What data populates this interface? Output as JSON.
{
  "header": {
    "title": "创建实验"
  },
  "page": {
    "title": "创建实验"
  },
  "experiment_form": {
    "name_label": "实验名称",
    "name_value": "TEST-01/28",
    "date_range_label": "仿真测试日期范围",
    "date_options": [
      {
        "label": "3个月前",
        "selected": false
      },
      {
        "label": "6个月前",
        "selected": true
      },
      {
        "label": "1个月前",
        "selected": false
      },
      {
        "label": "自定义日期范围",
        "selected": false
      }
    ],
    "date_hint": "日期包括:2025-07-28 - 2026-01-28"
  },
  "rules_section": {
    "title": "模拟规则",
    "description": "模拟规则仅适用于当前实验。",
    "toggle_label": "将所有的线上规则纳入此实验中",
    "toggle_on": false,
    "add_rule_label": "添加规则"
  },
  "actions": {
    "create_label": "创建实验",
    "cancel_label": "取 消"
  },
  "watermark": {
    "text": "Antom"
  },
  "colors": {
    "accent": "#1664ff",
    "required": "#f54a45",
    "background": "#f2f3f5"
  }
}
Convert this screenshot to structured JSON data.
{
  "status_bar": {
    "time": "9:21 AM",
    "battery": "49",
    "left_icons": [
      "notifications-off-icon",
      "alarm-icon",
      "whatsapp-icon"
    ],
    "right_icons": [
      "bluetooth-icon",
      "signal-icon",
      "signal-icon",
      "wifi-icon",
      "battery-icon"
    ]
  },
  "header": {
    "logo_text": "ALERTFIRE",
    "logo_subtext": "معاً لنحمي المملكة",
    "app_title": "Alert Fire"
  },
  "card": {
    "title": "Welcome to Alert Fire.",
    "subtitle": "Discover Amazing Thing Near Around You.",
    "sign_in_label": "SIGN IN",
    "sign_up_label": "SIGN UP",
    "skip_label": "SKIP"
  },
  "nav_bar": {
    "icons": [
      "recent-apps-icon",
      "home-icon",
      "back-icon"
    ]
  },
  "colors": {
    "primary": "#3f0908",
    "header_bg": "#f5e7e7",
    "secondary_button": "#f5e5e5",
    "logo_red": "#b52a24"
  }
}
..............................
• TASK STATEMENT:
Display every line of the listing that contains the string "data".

• RESPONSE AREA:
What data populates this interface? Output as JSON.
Convert this screenshot to structured JSON data.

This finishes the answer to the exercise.